Laravel is the "PHP Framework For Web Artisans" and it's become a hot topic in PHP back-end development over the past few years. Before you can start learning it though, you need to learn how to set up a new project using it.
Note: this article will assume you already have PHP 7, Composer, NPM, and MySQL installed on your development computer. While this is a beginner lesson for Laravel, it isn't a lesson for these other foundational systems. PHP is notoriously difficult to set up on Windows, so for the sake of brevity, I will not be covering that in this article.
To get started with Laravel, you'll first need to install the command line tool. This tool will allow you to quickly spin up new projects. All you need to do is use Composer to require the dedicated installer.
$ composer global require laravel/installer
To be able to use this new command anywhere throughout your system, you'll need to make sure your Composer vendor bin as part of your
$PATH system variable. Once you have the installer successfully configured, you can test it out by trying to create a new project.
$ laravel new sitename
If all goes well, you will have a new folder called
sitename that now contains a brand new Laravel project.

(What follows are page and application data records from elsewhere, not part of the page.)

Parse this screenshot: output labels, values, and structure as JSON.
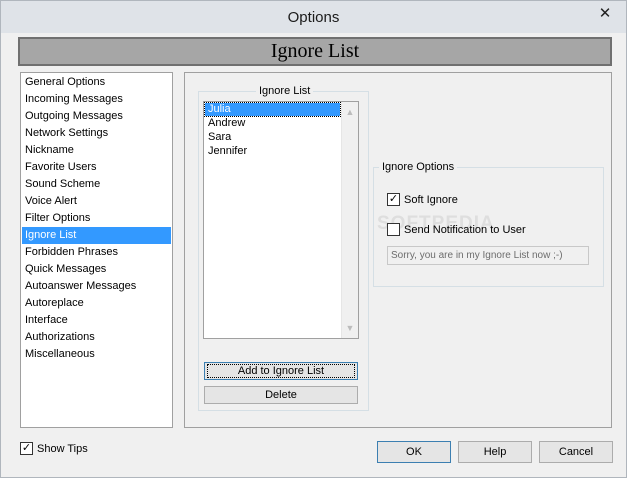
{
  "window": {
    "title": "Options",
    "close_glyph": "✕"
  },
  "header": {
    "title": "Ignore List"
  },
  "nav": {
    "items": [
      {
        "label": "General Options"
      },
      {
        "label": "Incoming Messages"
      },
      {
        "label": "Outgoing Messages"
      },
      {
        "label": "Network Settings"
      },
      {
        "label": "Nickname"
      },
      {
        "label": "Favorite Users"
      },
      {
        "label": "Sound Scheme"
      },
      {
        "label": "Voice Alert"
      },
      {
        "label": "Filter Options"
      },
      {
        "label": "Ignore List",
        "selected": true
      },
      {
        "label": "Forbidden Phrases"
      },
      {
        "label": "Quick Messages"
      },
      {
        "label": "Autoanswer Messages"
      },
      {
        "label": "Autoreplace"
      },
      {
        "label": "Interface"
      },
      {
        "label": "Authorizations"
      },
      {
        "label": "Miscellaneous"
      }
    ]
  },
  "ignore_list": {
    "group_label": "Ignore List",
    "entries": [
      "Julia",
      "Andrew",
      "Sara",
      "Jennifer"
    ],
    "selected_entry": "Julia",
    "add_button": "Add to Ignore List",
    "delete_button": "Delete"
  },
  "ignore_options": {
    "group_label": "Ignore Options",
    "soft_ignore": {
      "label": "Soft Ignore",
      "checked": true
    },
    "send_notification": {
      "label": "Send Notification to User",
      "checked": false
    },
    "notification_message": "Sorry, you are in my Ignore List now ;-)"
  },
  "watermark": "SOFTPEDIA",
  "footer": {
    "show_tips": {
      "label": "Show Tips",
      "checked": true
    },
    "ok_button": "OK",
    "help_button": "Help",
    "cancel_button": "Cancel"
  },
  "colors": {
    "selection": "#3399ff",
    "header_panel": "#a6a6a6",
    "titlebar": "#dfe3e8"
  }
}
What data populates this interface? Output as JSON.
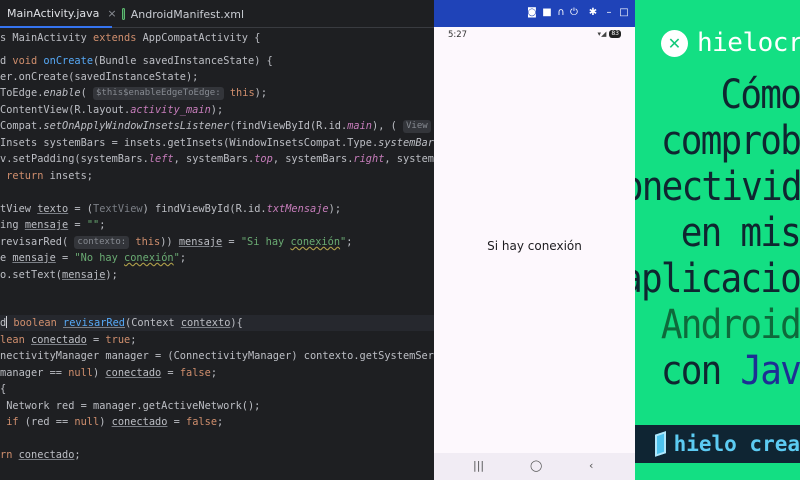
{
  "ide": {
    "tabs": [
      {
        "label": "MainActivity.java",
        "close": "×"
      },
      {
        "label": "AndroidManifest.xml"
      }
    ]
  },
  "emulator": {
    "status": {
      "time": "5:27",
      "signal": "▾◢",
      "battery": "83"
    },
    "message": "Si hay conexión",
    "toolbar_icons": [
      "camera-icon",
      "video-icon",
      "headphones-icon",
      "power-icon",
      "settings-icon",
      "minimize-icon",
      "maximize-icon"
    ],
    "nav": [
      "|||",
      "◯",
      "‹"
    ]
  },
  "banner": {
    "brand_icon": "✕",
    "brand_name": "hielocrea",
    "title_lines": [
      "Cómo",
      "comprob",
      "conectivid",
      "en mis",
      "aplicacio",
      "Android",
      "con Java"
    ],
    "title_line_6_prefix": "con ",
    "title_line_6_java": "Jav",
    "footer_text": "hielo crea",
    "colors": {
      "background": "#13df83",
      "dark_text": "#0f2630",
      "android": "#0e6a3b",
      "java": "#1d2f94",
      "footer_bg": "#0f2533",
      "footer_accent": "#5ccbf2"
    }
  }
}
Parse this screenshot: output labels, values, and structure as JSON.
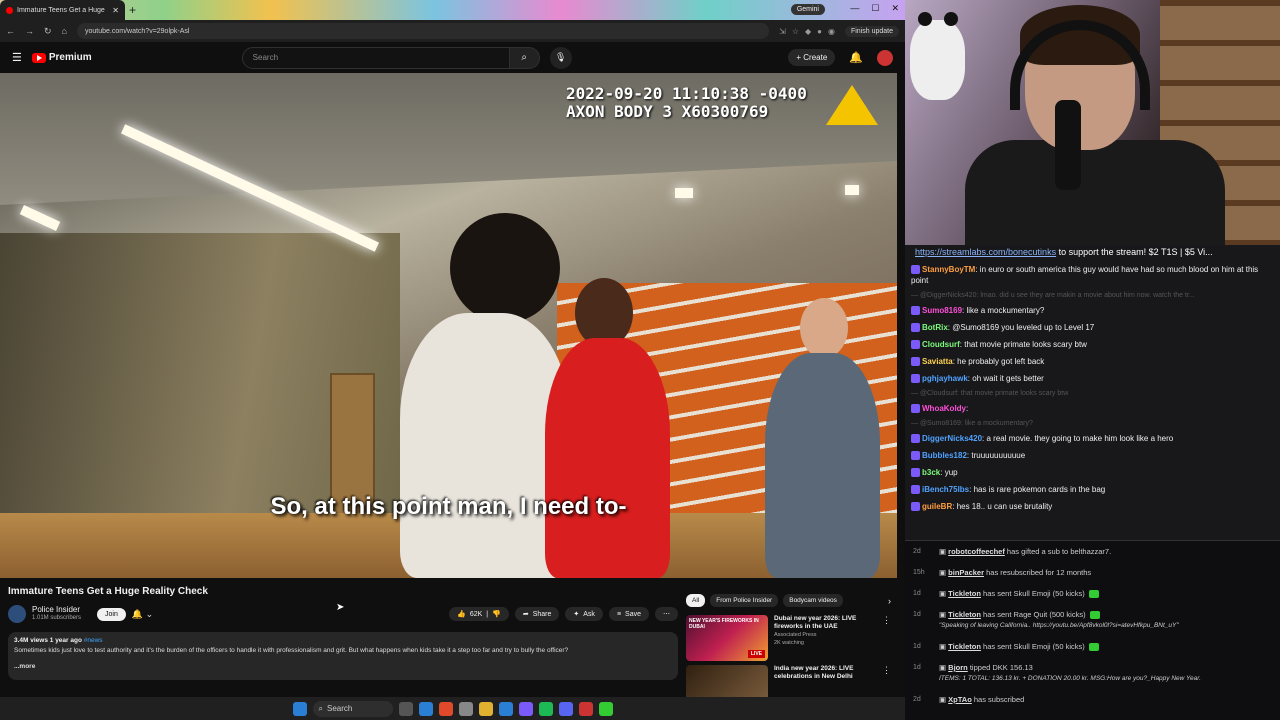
{
  "browser": {
    "tab_title": "Immature Teens Get a Huge",
    "gemini_label": "Gemini",
    "url": "youtube.com/watch?v=29olpk-Asl",
    "update_label": "Finish update"
  },
  "yt": {
    "brand": "Premium",
    "search_placeholder": "Search",
    "create_label": "Create"
  },
  "video": {
    "timestamp_line1": "2022-09-20 11:10:38 -0400",
    "timestamp_line2": "AXON BODY 3 X60300769",
    "subtitle": "So, at this point man, I need to-",
    "title": "Immature Teens Get a Huge Reality Check",
    "channel": "Police Insider",
    "subscribers": "1.01M subscribers",
    "join_label": "Join",
    "likes": "62K",
    "share_label": "Share",
    "ask_label": "Ask",
    "save_label": "Save",
    "views_meta": "3.4M views  1 year ago",
    "hashtag": "#news",
    "description": "Sometimes kids just love to test authority and it's the burden of the officers to handle it with professionalism and grit. But what happens when kids take it a step too far and try to bully the officer?",
    "more_label": "...more"
  },
  "recs": {
    "chips": [
      "All",
      "From Police Insider",
      "Bodycam videos"
    ],
    "items": [
      {
        "title": "Dubai new year 2026: LIVE fireworks in the UAE",
        "channel": "Associated Press",
        "meta": "2K watching",
        "thumb_text": "NEW YEAR'S FIREWORKS IN DUBAI",
        "live": "LIVE"
      },
      {
        "title": "India new year 2026: LIVE celebrations in New Delhi",
        "channel": "",
        "meta": "",
        "thumb_text": "",
        "live": ""
      }
    ]
  },
  "chat": {
    "banner_link": "https://streamlabs.com/bonecutinks",
    "banner_text": " to support the stream! $2 T1S | $5 Vi...",
    "messages": [
      {
        "user": "StannyBoyTM",
        "color": "#ff9f40",
        "text": "in euro or south america this guy would have had so much blood on him at this point"
      },
      {
        "user": "",
        "color": "#555",
        "text": "— @DiggerNicks420: lmao. did u see they are makin a movie about him now. watch the tr...",
        "reply": true
      },
      {
        "user": "Sumo8169",
        "color": "#ff4fd8",
        "text": "like a mockumentary?"
      },
      {
        "user": "BotRix",
        "color": "#7cfc7c",
        "text": "@Sumo8169 you leveled up to Level 17"
      },
      {
        "user": "Cloudsurf",
        "color": "#7cfc7c",
        "text": "that movie primate looks scary btw"
      },
      {
        "user": "Saviatta",
        "color": "#ffd24f",
        "text": "he probably got left back"
      },
      {
        "user": "pghjayhawk",
        "color": "#4fa3ff",
        "text": "oh wait it gets better"
      },
      {
        "user": "",
        "color": "#555",
        "text": "— @Cloudsurf: that movie primate looks scary btw",
        "reply": true
      },
      {
        "user": "WhoaKoldy",
        "color": "#ff4fd8",
        "text": ""
      },
      {
        "user": "",
        "color": "#555",
        "text": "— @Sumo8169: like a mockumentary?",
        "reply": true
      },
      {
        "user": "DiggerNicks420",
        "color": "#4fa3ff",
        "text": "a real movie. they going to make him look like a hero"
      },
      {
        "user": "Bubbles182",
        "color": "#4fa3ff",
        "text": "truuuuuuuuuue"
      },
      {
        "user": "b3ck",
        "color": "#7cfc7c",
        "text": "yup"
      },
      {
        "user": "iBench75lbs",
        "color": "#4fa3ff",
        "text": "has is rare pokemon cards in the bag"
      },
      {
        "user": "guileBR",
        "color": "#ff9f40",
        "text": "hes 18.. u can use brutality"
      }
    ]
  },
  "events": [
    {
      "time": "2d",
      "name": "robotcoffeechef",
      "text": " has gifted a sub to ",
      "target": "belthazzar7.",
      "extra": ""
    },
    {
      "time": "15h",
      "name": "binPacker",
      "text": " has resubscribed for 12 months",
      "target": "",
      "extra": ""
    },
    {
      "time": "1d",
      "name": "Tickleton",
      "text": " has sent Skull Emoji (50 kicks)",
      "target": "",
      "extra": ""
    },
    {
      "time": "1d",
      "name": "Tickleton",
      "text": " has sent Rage Quit (500 kicks)",
      "target": "",
      "extra": "\"Speaking of leaving California.. https://youtu.be/Apf8vkol0l?si=atevHfkpu_BNt_uY\""
    },
    {
      "time": "1d",
      "name": "Tickleton",
      "text": " has sent Skull Emoji (50 kicks)",
      "target": "",
      "extra": ""
    },
    {
      "time": "1d",
      "name": "Bjorn",
      "text": " tipped DKK 156.13",
      "target": "",
      "extra": "ITEMS: 1 TOTAL: 136.13 kr. + DONATION 20.00 kr. MSG:How are you?_Happy New Year."
    },
    {
      "time": "2d",
      "name": "XpTAo",
      "text": " has subscribed",
      "target": "",
      "extra": ""
    }
  ],
  "taskbar": {
    "search_label": "Search"
  }
}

Downloading The Dependencies
Now that you have your project scaffolding created, cd into your sitename folder and get ready to work. The first thing you'll need to do is install the dependencies. With Composer, this is as easy as possible.
$ composer install
Wait a little bit depending on your computer and internet connection, and you'll be good to go!
$ npm install $ npm run dev
Anytime you want to compile your assets all you have to do is run the dev command and everything will be compiled down to your public directory.
Once you go to launch your site on a production server, there is also an
npm run prod command that you should use instead of
dev. While developing, there is also a handy
npm run watch command which will recompile your assets any time you make a change to any of them.
With all of your dependencies installed, you can move onto the final step of setting up your project.
Configuring Your New Project
All that's left is to change the actual configuration files. Within your project, there should be a file named
.env. If you can't find it, copy the
.env.example file and create a
.env file yourself. Within this file are where you most important configuration settings belong. If you use source control like Git (and you should), please do not commit this file to your repository. It will contain sensitive data, like your database username and password, and any other API tokens or passwords you need while developing your application.
For just getting Laravel up and running we don't actually need to change any settings in here for right now. The first settings you will most likely change though when working on your own projects are the
DB_PASSWORD variables. I'll let you figure out what you should put in each of those when the time comes!
Before you can actually view the site though, you do need to set a value for the
APP_KEY variable. You could just type a bunch of random letters and numbers there manually, or you can go back to your terminal and use a built-in command that comes with Laravel.
$ php artisan key:generate
You should see a message that your application key was set successfully. If you were to look at your
.env file again you would see that
APP_KEY is now set, and you are all set to finally check out your project in the browser!
If you have a local server system set up like Apache or Nginx, you could create a server that points users to your
/sitename/public directory. For development purposes though, you can simply use another one of the built-in artisan commands to spin up a local server.
$ php artisan serve
There will be a message saying that a Laravel development server started and a URL. You should be able to visit either localhost:8000 or 127.0.0.1:8000 and see the default welcome page that comes pre-installed!
Congratulations, you're now ready to start creating amazing websites!